30-year fixed conforming mortgage rates improved in Florida last week, falling to levels just north the product’s all-time low set in November 2010.
5-year ARMs improved last week, too. The benchmark adjustable-rate mortgage’s average national rate is now tied with its all-time low, also set last November.
This week, the direction of mortgage rates depends on two events:
- The resolution of the U.S. debt ceiling debate, due Tuesday
- The July Non-Farm Payrolls report, due Friday
Mortgage rates will be volatile as markets grapple with the expectations for the above events, and their eventual outcomes.
Sunday evening, for example, congressional leaders reached an agreement to raise the U.S. debt ceiling by $2.1 trillion, and to introduce $2.5 trillion in budget cuts within 10 years. The deal must pass Congress, however, and until it does, speculation will push mortgage rates around.
Friday’s jobs report should swing mortgage rates, too.
After starting the year strong, the 2011 jobs market has faded. Net new jobs have dropped 5 months in the row and the national Unemployment Rate is climbing. Weak job growth portends weak consumer spending and a weak economy — typically two outcomes that are good for mortgage rates.
Because of doubt cast by the debt ceiling debate, though, it’s too soon to know how Wall Street will react to the jobs data — strong or weak.

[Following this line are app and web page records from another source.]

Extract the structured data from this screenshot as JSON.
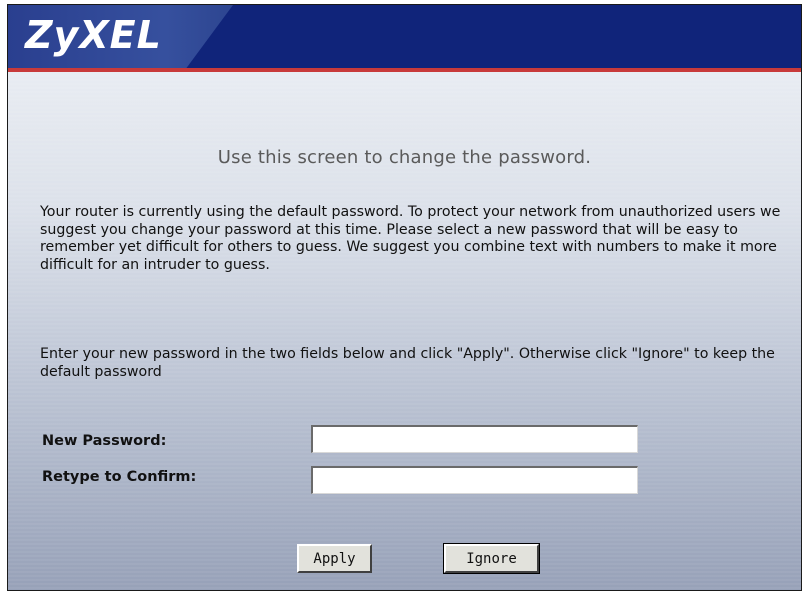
{
  "header": {
    "logo_text": "ZyXEL"
  },
  "main": {
    "title": "Use this screen to change the password.",
    "paragraph1": "Your router is currently using the default password. To protect your network from unauthorized users we suggest you change your password at this time. Please select a new password that will be easy to remember yet difficult for others to guess. We suggest you combine text with numbers to make it more difficult for an intruder to guess.",
    "paragraph2": "Enter your new password in the two fields below and click \"Apply\". Otherwise click \"Ignore\" to keep the default password"
  },
  "form": {
    "new_password_label": "New Password:",
    "new_password_value": "",
    "confirm_label": "Retype to Confirm:",
    "confirm_value": ""
  },
  "buttons": {
    "apply_label": "Apply",
    "ignore_label": "Ignore"
  },
  "colors": {
    "header_blue": "#10247a",
    "header_accent_red": "#c83a3a",
    "title_gray": "#5a5a5a"
  }
}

For now, mortgage rates remain low. They may fall further, or they may not. The “safe bet” is to lock.